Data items
== Segment start ==

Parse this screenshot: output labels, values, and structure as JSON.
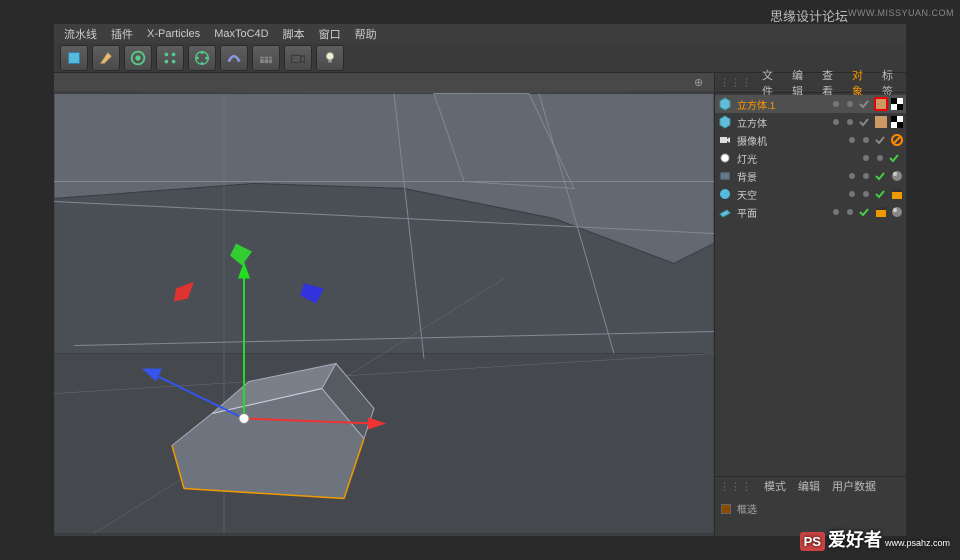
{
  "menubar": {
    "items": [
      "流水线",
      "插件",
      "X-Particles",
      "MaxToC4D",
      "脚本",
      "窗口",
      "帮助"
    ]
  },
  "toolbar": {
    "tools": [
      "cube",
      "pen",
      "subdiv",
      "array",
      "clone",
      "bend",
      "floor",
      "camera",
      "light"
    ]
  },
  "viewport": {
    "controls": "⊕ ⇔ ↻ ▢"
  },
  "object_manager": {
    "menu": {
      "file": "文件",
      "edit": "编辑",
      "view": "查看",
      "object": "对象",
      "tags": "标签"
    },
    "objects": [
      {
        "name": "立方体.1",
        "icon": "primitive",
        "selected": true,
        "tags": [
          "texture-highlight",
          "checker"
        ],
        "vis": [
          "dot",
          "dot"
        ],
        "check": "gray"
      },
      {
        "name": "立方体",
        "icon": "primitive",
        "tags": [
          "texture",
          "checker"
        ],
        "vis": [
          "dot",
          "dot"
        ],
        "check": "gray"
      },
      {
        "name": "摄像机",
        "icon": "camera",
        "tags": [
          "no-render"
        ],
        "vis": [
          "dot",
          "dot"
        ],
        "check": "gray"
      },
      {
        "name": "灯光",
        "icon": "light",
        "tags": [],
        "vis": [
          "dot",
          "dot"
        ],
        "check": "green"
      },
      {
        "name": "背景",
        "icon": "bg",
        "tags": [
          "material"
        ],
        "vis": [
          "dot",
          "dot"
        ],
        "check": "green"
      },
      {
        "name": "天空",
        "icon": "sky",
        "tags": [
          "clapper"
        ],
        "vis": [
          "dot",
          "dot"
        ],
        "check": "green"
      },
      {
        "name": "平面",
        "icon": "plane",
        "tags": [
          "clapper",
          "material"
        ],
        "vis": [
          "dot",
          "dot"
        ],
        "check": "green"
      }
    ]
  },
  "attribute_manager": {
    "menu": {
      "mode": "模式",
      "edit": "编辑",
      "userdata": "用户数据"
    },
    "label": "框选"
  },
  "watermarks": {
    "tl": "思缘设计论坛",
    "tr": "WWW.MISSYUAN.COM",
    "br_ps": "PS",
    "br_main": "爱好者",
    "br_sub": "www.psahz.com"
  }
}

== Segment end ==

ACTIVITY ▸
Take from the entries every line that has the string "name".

TASK SOLUTION ▸
        "name": "立方体.1",
        "name": "立方体",
        "name": "摄像机",
        "name": "灯光",
        "name": "背景",
        "name": "天空",
        "name": "平面",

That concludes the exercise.